I’m working with a senior leader who (amongst many, many other things) is Literacy co-ordinator. She wants to lead the subject as best she can but time is a huge issue. There’s not enough of it. Know the feeling?
So her solution is to set up an Iris Connect group, (what's that? Find out here) invite selected teachers into the group and manage the subject through this group. But how does this help? Here’s how:
She invites teachers, representing the range of key stage and teacher experience into the group, then asks them to share a very short (5 minute, focussed, edited) reflection (video). This saves her the time of visiting every class and, once she’s added them to a group page, has a snapshot of what’s going on across the school in her subject.
She plans to repeat this invitation 3-4 times over the year. These snapshots can be assembled into ‘narratives of progress’

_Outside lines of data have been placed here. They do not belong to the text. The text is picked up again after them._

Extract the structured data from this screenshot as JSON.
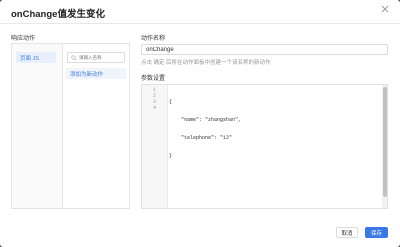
{
  "dialog": {
    "title": "onChange值发生变化",
    "close_icon": "close-icon"
  },
  "left": {
    "section_label": "响应动作",
    "page_js_label": "页面 JS",
    "search_placeholder": "请输入名称",
    "add_new_label": "添加为新动作"
  },
  "right": {
    "name_label": "动作名称",
    "name_value": "onChange",
    "hint": "点击 确定 后将在动作面板中创建一个该名称的新动作",
    "params_label": "参数设置",
    "code_lines": [
      "{",
      "    \"name\": \"zhangshan\",",
      "    \"telephone\": \"12\"",
      "}"
    ],
    "line_numbers": [
      "1",
      "2",
      "3",
      "4"
    ]
  },
  "footer": {
    "cancel_label": "取消",
    "save_label": "保存"
  },
  "colors": {
    "accent": "#3b78e7"
  }
}
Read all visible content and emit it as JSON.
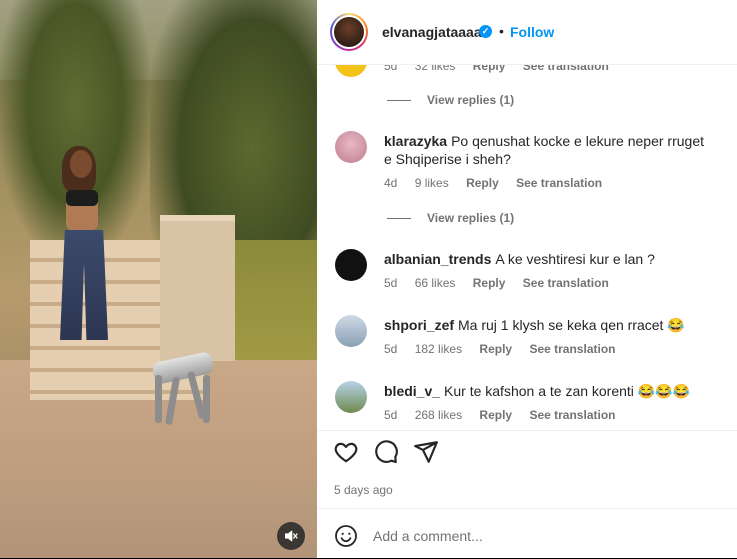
{
  "header": {
    "username": "elvanagjataaaa",
    "separator": "•",
    "follow_label": "Follow",
    "verified_icon": "verified-badge-icon"
  },
  "partial_comment": {
    "meta": {
      "time": "5d",
      "likes": "32 likes",
      "reply": "Reply",
      "translation": "See translation"
    }
  },
  "comments": [
    {
      "view_replies": "View replies (1)"
    },
    {
      "username": "klarazyka",
      "text": "Po qenushat kocke e lekure neper rruget e Shqiperise i sheh?",
      "time": "4d",
      "likes": "9 likes",
      "reply": "Reply",
      "translation": "See translation",
      "view_replies": "View replies (1)"
    },
    {
      "username": "albanian_trends",
      "text": "A ke veshtiresi kur e lan ?",
      "time": "5d",
      "likes": "66 likes",
      "reply": "Reply",
      "translation": "See translation"
    },
    {
      "username": "shpori_zef",
      "text": "Ma ruj 1 klysh se keka qen rracet 😂",
      "time": "5d",
      "likes": "182 likes",
      "reply": "Reply",
      "translation": "See translation"
    },
    {
      "username": "bledi_v_",
      "text": "Kur te kafshon a te zan korenti 😂😂😂",
      "time": "5d",
      "likes": "268 likes",
      "reply": "Reply",
      "translation": "See translation"
    }
  ],
  "actions": {
    "like_icon": "heart-icon",
    "comment_icon": "comment-bubble-icon",
    "share_icon": "paper-plane-icon"
  },
  "post_date": "5 days ago",
  "add_comment": {
    "placeholder": "Add a comment...",
    "emoji_icon": "smiley-icon"
  },
  "media": {
    "mute_icon": "muted-speaker-icon"
  },
  "colors": {
    "accent": "#0095f6",
    "text": "#262626",
    "secondary": "#737373",
    "border": "#efefef"
  }
}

She has a coaching role in school and can easily use the group page to do two things:
a. Write general, formative feedback to the whole group on their strengths and challenges, based on reflections that have been shared.

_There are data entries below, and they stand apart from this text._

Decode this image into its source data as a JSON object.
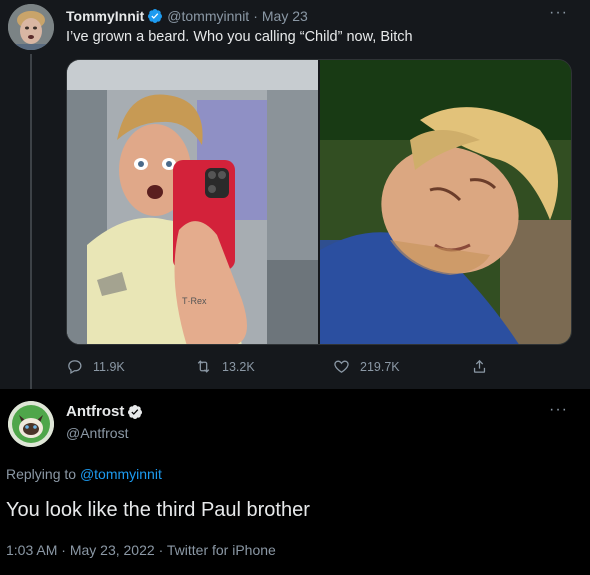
{
  "tweet": {
    "author_name": "TommyInnit",
    "handle": "@tommyinnit",
    "separator": "·",
    "date": "May 23",
    "text": "I’ve grown a beard. Who you calling “Child” now, Bitch",
    "more_icon": "more-dots-icon",
    "media": {
      "photo1_shirt_text": "T·Rex",
      "photo_count": 2
    },
    "stats": {
      "replies": "11.9K",
      "retweets": "13.2K",
      "likes": "219.7K"
    }
  },
  "reply": {
    "author_name": "Antfrost",
    "handle": "@Antfrost",
    "replying_prefix": "Replying to",
    "replying_to": "@tommyinnit",
    "text": "You look like the third Paul brother",
    "time": "1:03 AM",
    "date": "May 23, 2022",
    "separator": "·",
    "source": "Twitter for iPhone"
  },
  "colors": {
    "verified": "#1d9bf0",
    "link": "#1d9bf0",
    "muted": "#8b98a5",
    "text": "#e7e9ea",
    "top_bg": "#15181c",
    "bottom_bg": "#000000"
  }
}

b. Identify who might need what type of support either with Iris Connect coaching or other available interventions.
The sharing of short reflections allows the whole group access to a range of approaches – something that would not be feasible in a normal school (could you get released to see 6 colleagues start a lesson on the same day?)

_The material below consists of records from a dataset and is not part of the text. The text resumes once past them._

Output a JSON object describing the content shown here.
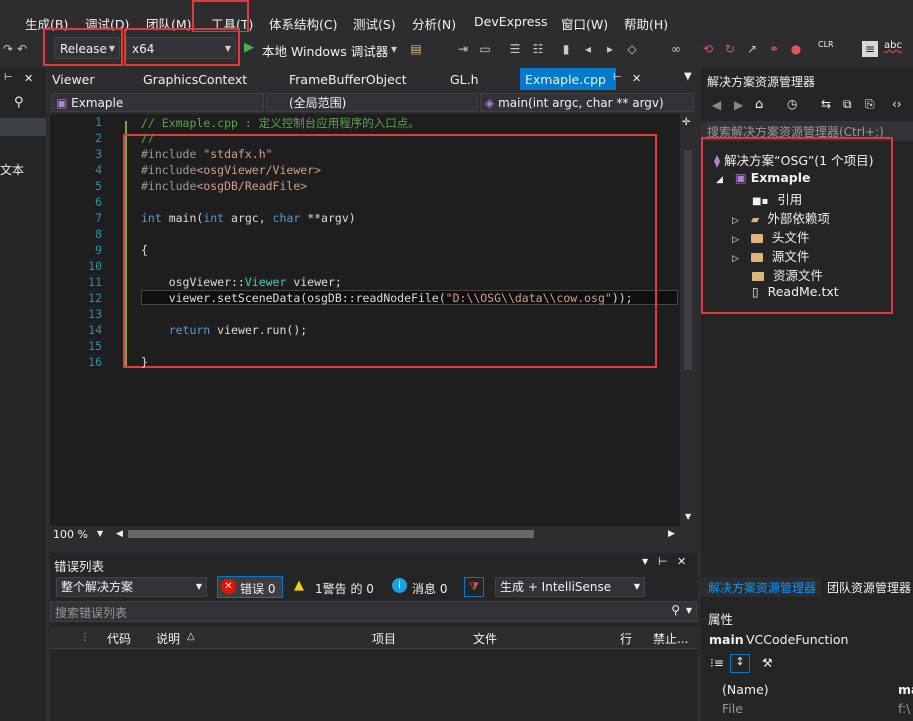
{
  "menu": [
    "生成(B)",
    "调试(D)",
    "团队(M)",
    "工具(T)",
    "体系结构(C)",
    "测试(S)",
    "分析(N)",
    "DevExpress",
    "窗口(W)",
    "帮助(H)"
  ],
  "toolbar": {
    "config": "Release",
    "platform": "x64",
    "run_label": "本地 Windows 调试器"
  },
  "left_strip": {
    "text": "文本"
  },
  "tabs": [
    "Viewer",
    "GraphicsContext",
    "FrameBufferObject",
    "GL.h",
    "Exmaple.cpp"
  ],
  "nav": {
    "project": "Exmaple",
    "scope": "(全局范围)",
    "function": "main(int argc, char ** argv)"
  },
  "zoom": "100 %",
  "code_lines": [
    {
      "n": "1",
      "parts": [
        {
          "c": "cm",
          "t": "// Exmaple.cpp : 定义控制台应用程序的入口点。"
        }
      ]
    },
    {
      "n": "2",
      "parts": [
        {
          "c": "cm",
          "t": "//"
        }
      ]
    },
    {
      "n": "3",
      "parts": [
        {
          "c": "pp",
          "t": "#include "
        },
        {
          "c": "str",
          "t": "\"stdafx.h\""
        }
      ]
    },
    {
      "n": "4",
      "parts": [
        {
          "c": "pp",
          "t": "#include"
        },
        {
          "c": "str",
          "t": "<osgViewer/Viewer>"
        }
      ]
    },
    {
      "n": "5",
      "parts": [
        {
          "c": "pp",
          "t": "#include"
        },
        {
          "c": "str",
          "t": "<osgDB/ReadFile>"
        }
      ]
    },
    {
      "n": "6",
      "parts": []
    },
    {
      "n": "7",
      "parts": [
        {
          "c": "kw",
          "t": "int"
        },
        {
          "c": "",
          "t": " main("
        },
        {
          "c": "kw",
          "t": "int"
        },
        {
          "c": "",
          "t": " argc, "
        },
        {
          "c": "kw",
          "t": "char"
        },
        {
          "c": "",
          "t": " **argv)"
        }
      ]
    },
    {
      "n": "8",
      "parts": []
    },
    {
      "n": "9",
      "parts": [
        {
          "c": "",
          "t": "{"
        }
      ]
    },
    {
      "n": "10",
      "parts": []
    },
    {
      "n": "11",
      "parts": [
        {
          "c": "",
          "t": "    osgViewer::"
        },
        {
          "c": "ty",
          "t": "Viewer"
        },
        {
          "c": "",
          "t": " viewer;"
        }
      ]
    },
    {
      "n": "12",
      "parts": [
        {
          "c": "",
          "t": "    viewer.setSceneData(osgDB::readNodeFile("
        },
        {
          "c": "str",
          "t": "\"D:\\\\OSG\\\\data\\\\cow.osg\""
        },
        {
          "c": "",
          "t": "));"
        }
      ]
    },
    {
      "n": "13",
      "parts": []
    },
    {
      "n": "14",
      "parts": [
        {
          "c": "kw",
          "t": "    return"
        },
        {
          "c": "",
          "t": " viewer.run();"
        }
      ]
    },
    {
      "n": "15",
      "parts": []
    },
    {
      "n": "16",
      "parts": [
        {
          "c": "",
          "t": "}"
        }
      ]
    }
  ],
  "error_panel": {
    "title": "错误列表",
    "scope": "整个解决方案",
    "errors": "错误 0",
    "warnings": "1警告 的 0",
    "messages": "消息 0",
    "source": "生成 + IntelliSense",
    "search_placeholder": "搜索错误列表",
    "columns": [
      "代码",
      "说明",
      "项目",
      "文件",
      "行",
      "禁止..."
    ]
  },
  "solution_explorer": {
    "title": "解决方案资源管理器",
    "search_placeholder": "搜索解决方案资源管理器(Ctrl+;)",
    "solution": "解决方案“OSG”(1 个项目)",
    "project": "Exmaple",
    "items": [
      "引用",
      "外部依赖项",
      "头文件",
      "源文件",
      "资源文件",
      "ReadMe.txt"
    ],
    "bottom_tabs": [
      "解决方案资源管理器",
      "团队资源管理器"
    ]
  },
  "properties": {
    "title": "属性",
    "object": "main",
    "object_type": "VCCodeFunction",
    "rows": [
      {
        "name": "(Name)",
        "value": "ma"
      },
      {
        "name": "File",
        "value": "f:\\"
      }
    ]
  },
  "colors": {
    "accent": "#007acc",
    "highlight_box": "#e03a3a",
    "background": "#2d2d30",
    "editor_bg": "#1e1e1e"
  }
}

Her management of the group and the resources/interaction within its pages are live evidence of her leadership in action.
This approach is effective so long as the right coaching protocols are in place, including a coaching contract. And although she can lead a great deal of her subject directly through the group, this does not replace the need to work face to face with her colleagues – though it does reduce the requirement to do so.
Creating and developing a group is intuitive. A big well done to the developers at Iris Connect who’ve made it obvious what to do and how to do it. And if you do struggle, well, I think there’s a group you can join to help!